Irish American was bridge builder during peace process
The name Bob Dunfey may attract little recognition on the streets of Belfast but the Irish-American businessman made a significant contribution behind the scenes to the peace process.
Dunfey was a close friend of Senator George Mitchell and accompanied him on his first visit to Belfast, Derry and border towns as President Bill Clinton's economic adviser to the north.
He visited working class-communities on the Falls and Shankill roads in west Belfast to hear about the impact of the Troubles.
Many friendships were forged over subsequent years, with Dunfey among mourners at the funeral of former PUP leader David Ervine.
He and his brother Jack also travelled with John Hume and David Trimble to Oslo when they jointly received the Nobel Peace Prize in 1988.
An obituary by his family said: "Rarely in the 88 years of Bob Dunfey's life was he in or did he seek the limelight, but a look behind the scenes in meetings, conversations, and telephone calls would reveal Bob's signature contributions.
"The seventh child in a family of 12 knew from the beginning that his life would be that of bridge builder, connector, supporter of worthy causes."
Dunfey was born in 1928 in Lowell, Massachusetts into a family of 12 and made his fortune in the hotel industry, having started out with his brothers with fried clam stalls at Hampton Beach.
He was a strong supporter of the Democratic Party and was called every week by Bobby Kennedy during his 1968 presidential campaign to hear about the situation in Maine.
It was also Dunfey who asked then judge George Mitchell to fill a seat on the US Senate when Ed Muskie was appointed Secretary of State by Jimmy Carter in 1980.

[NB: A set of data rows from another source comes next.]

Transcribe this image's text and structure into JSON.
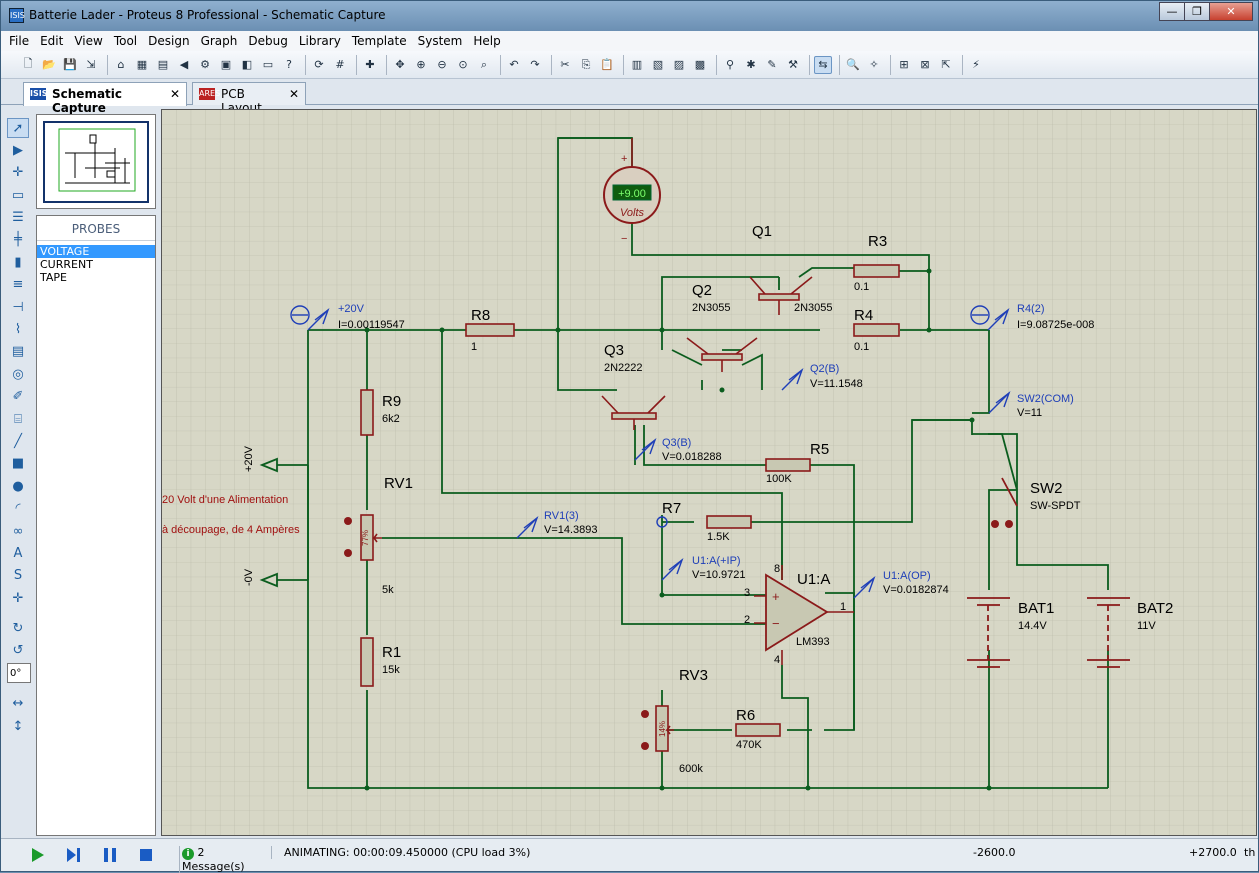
{
  "window": {
    "title": "Batterie Lader - Proteus 8 Professional - Schematic Capture",
    "buttons": [
      "—",
      "❐",
      "✕"
    ]
  },
  "menu": [
    "File",
    "Edit",
    "View",
    "Tool",
    "Design",
    "Graph",
    "Debug",
    "Library",
    "Template",
    "System",
    "Help"
  ],
  "tabs": [
    {
      "label": "Schematic Capture",
      "active": true
    },
    {
      "label": "PCB Layout",
      "active": false
    }
  ],
  "left_tools": {
    "rotation_value": "0°"
  },
  "probes": {
    "header": "PROBES",
    "items": [
      "VOLTAGE",
      "CURRENT",
      "TAPE"
    ],
    "selected": "VOLTAGE"
  },
  "schematic": {
    "voltmeter": {
      "value": "+9.00",
      "unit": "Volts"
    },
    "labels": {
      "q1": "Q1",
      "q2": "Q2",
      "q2_type": "2N3055",
      "q1_type": "2N3055",
      "q3": "Q3",
      "q3_type": "2N2222",
      "r3": "R3",
      "r3_val": "0.1",
      "r4": "R4",
      "r4_val": "0.1",
      "r8": "R8",
      "r8_val": "1",
      "r9": "R9",
      "r9_val": "6k2",
      "rv1": "RV1",
      "rv1_val": "5k",
      "rv1_pct": "77%",
      "r1": "R1",
      "r1_val": "15k",
      "r5": "R5",
      "r5_val": "100K",
      "r7": "R7",
      "r7_val": "1.5K",
      "r6": "R6",
      "r6_val": "470K",
      "rv3": "RV3",
      "rv3_val": "600k",
      "rv3_pct": "14%",
      "u1": "U1:A",
      "u1_type": "LM393",
      "pin3": "3",
      "pin2": "2",
      "pin1": "1",
      "pin8": "8",
      "pin4": "4",
      "sw2": "SW2",
      "sw2_type": "SW-SPDT",
      "bat1": "BAT1",
      "bat1_val": "14.4V",
      "bat2": "BAT2",
      "bat2_val": "11V",
      "plus20": "+20V",
      "minus0": "-0V",
      "note1": "20 Volt d'une Alimentation",
      "note2": "à découpage, de 4 Ampères"
    },
    "probes": {
      "p20_name": "+20V",
      "p20_val": "I=0.00119547",
      "r4_name": "R4(2)",
      "r4_val": "I=9.08725e-008",
      "q2b_name": "Q2(B)",
      "q2b_val": "V=11.1548",
      "sw2_name": "SW2(COM)",
      "sw2_val": "V=11",
      "q3b_name": "Q3(B)",
      "q3b_val": "V=0.018288",
      "rv1_name": "RV1(3)",
      "rv1_val": "V=14.3893",
      "u1ip_name": "U1:A(+IP)",
      "u1ip_val": "V=10.9721",
      "u1op_name": "U1:A(OP)",
      "u1op_val": "V=0.0182874"
    }
  },
  "status": {
    "messages": "2 Message(s)",
    "animating": "ANIMATING: 00:00:09.450000 (CPU load 3%)",
    "coord_x": "-2600.0",
    "coord_y": "+2700.0",
    "unit": "th"
  },
  "colors": {
    "wire": "#0b5d1e",
    "component": "#8b1a1a",
    "probe": "#1f3fb8",
    "grid": "#bcbcaa",
    "canvas": "#d7d7c6",
    "note": "#a01010"
  }
}
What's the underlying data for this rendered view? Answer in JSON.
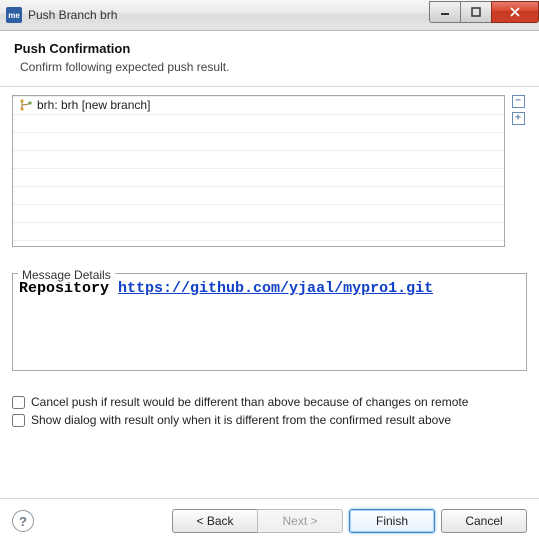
{
  "window": {
    "app_icon_text": "me",
    "title": "Push Branch brh"
  },
  "header": {
    "title": "Push Confirmation",
    "subtitle": "Confirm following expected push result."
  },
  "results": {
    "items": [
      {
        "label": "brh: brh [new branch]"
      }
    ]
  },
  "side_controls": {
    "collapse": "−",
    "expand": "+"
  },
  "message_details": {
    "label": "Message Details",
    "repo_label": "Repository",
    "repo_url": "https://github.com/yjaal/mypro1.git"
  },
  "options": {
    "cancel_push": "Cancel push if result would be different than above because of changes on remote",
    "show_dialog": "Show dialog with result only when it is different from the confirmed result above"
  },
  "footer": {
    "help": "?",
    "back": "< Back",
    "next": "Next >",
    "finish": "Finish",
    "cancel": "Cancel"
  }
}
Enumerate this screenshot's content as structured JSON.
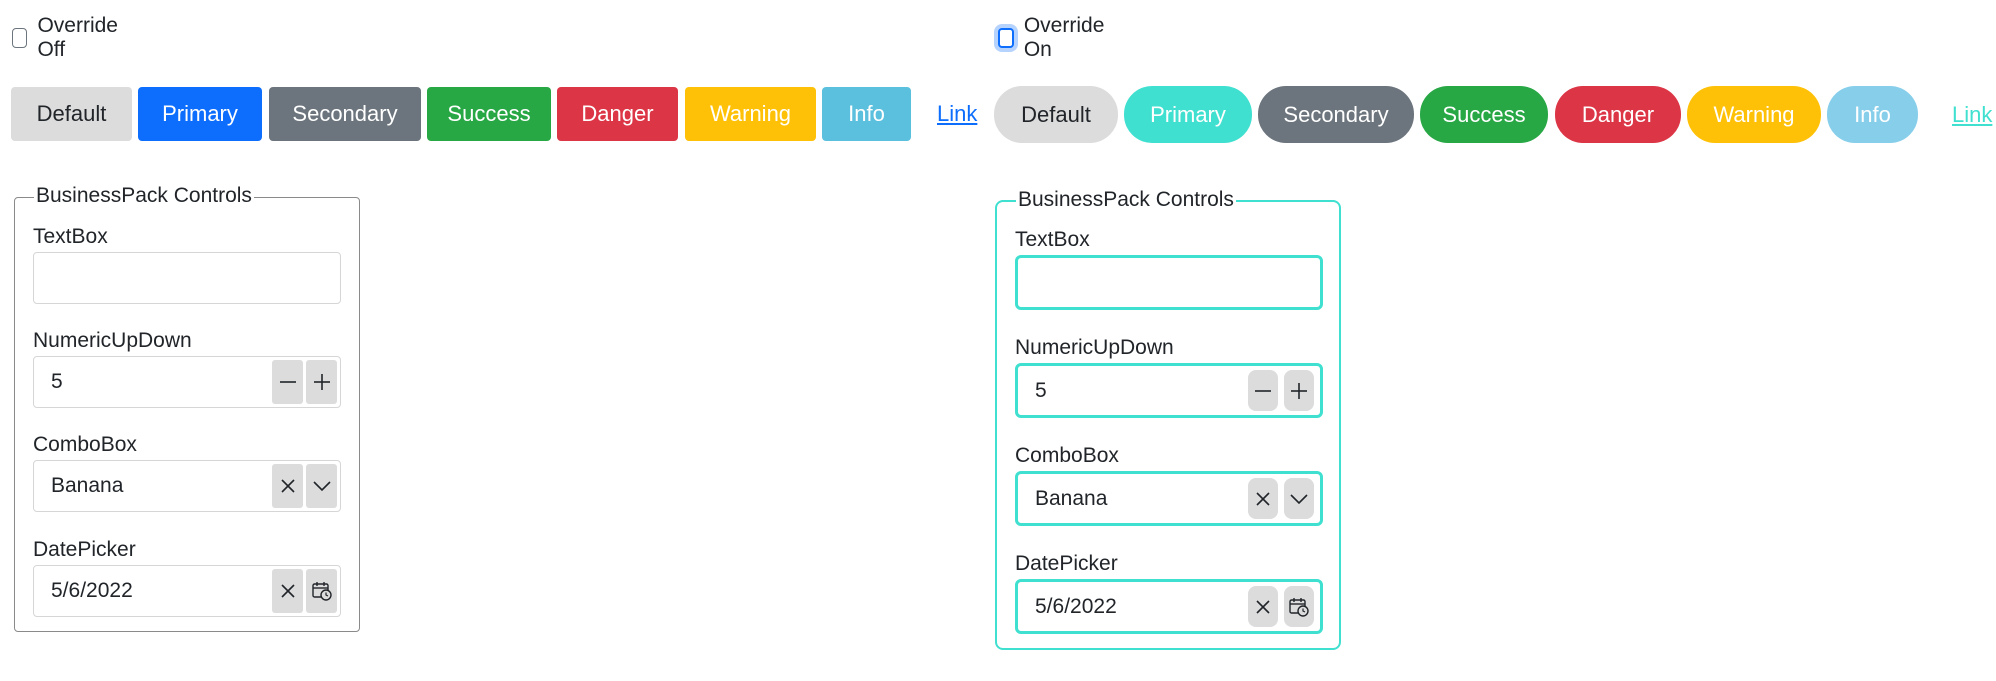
{
  "colors": {
    "default": "#dcdcdc",
    "primary": "#0d6efd",
    "primary_override": "#40e0d0",
    "secondary": "#6c757d",
    "success": "#28a745",
    "danger": "#dc3545",
    "warning": "#ffc107",
    "info": "#5bc0de",
    "info_override": "#87ceeb",
    "link": "#0d6efd",
    "link_override": "#40e0d0",
    "accent_override": "#40e0d0"
  },
  "off": {
    "checkbox_label": "Override Off",
    "buttons": {
      "default": "Default",
      "primary": "Primary",
      "secondary": "Secondary",
      "success": "Success",
      "danger": "Danger",
      "warning": "Warning",
      "info": "Info",
      "link": "Link"
    },
    "group": {
      "legend": "BusinessPack Controls",
      "textbox_label": "TextBox",
      "textbox_value": "",
      "numeric_label": "NumericUpDown",
      "numeric_value": "5",
      "combo_label": "ComboBox",
      "combo_value": "Banana",
      "date_label": "DatePicker",
      "date_value": "5/6/2022"
    }
  },
  "on": {
    "checkbox_label": "Override On",
    "buttons": {
      "default": "Default",
      "primary": "Primary",
      "secondary": "Secondary",
      "success": "Success",
      "danger": "Danger",
      "warning": "Warning",
      "info": "Info",
      "link": "Link"
    },
    "group": {
      "legend": "BusinessPack Controls",
      "textbox_label": "TextBox",
      "textbox_value": "",
      "numeric_label": "NumericUpDown",
      "numeric_value": "5",
      "combo_label": "ComboBox",
      "combo_value": "Banana",
      "date_label": "DatePicker",
      "date_value": "5/6/2022"
    }
  },
  "icons": {
    "minus": "minus-icon",
    "plus": "plus-icon",
    "clear": "close-icon",
    "dropdown": "chevron-down-icon",
    "calendar": "calendar-clock-icon"
  }
}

Acutely aware of his Irish roots, he built a house in his ancestral home overlooking the ocean at Ballyferriter, Co Kerry, aiming to help generations of his family connect with Irish relatives. He visited himself every summer for more than 30 years and introduced Senator Mitchell and Ted Kennedy among others to the wonders of the Dingle peninsula.
He and his family were also centrally involved in the American Ireland Fund, which facilitated dialogue between republican and loyalist leaders away from the pressure cooker environment of Northern Ireland.
Described as an unsung hero of the peace process, he received several awards for his work behind the scenes.
Shankill community leader Jackie Redpath said he was a "great man".
"In Ireland, in Belfast, on the Shankill and Falls, he straddled 'both sides' and both extremes and I am forever grateful for his bringing loyalism/unionism in from the cold and giving us a seat 'at the top table' in the United States.
"People are alive today, who would not otherwise be, on account of this. Bob was strong, sincere, determined, wise, sensitive and great damn fun. He was very kind to me and I will miss him."
Robert John Dunfey died aged 88 on August 23 after a battle with Parkinson's Disease. He is survived by his wife Jeanette, who accompanied him on his trips to Ireland, and five children.
He asked that his ashes be interred in Ballyferriter alongside his sister Mary and brother Walter.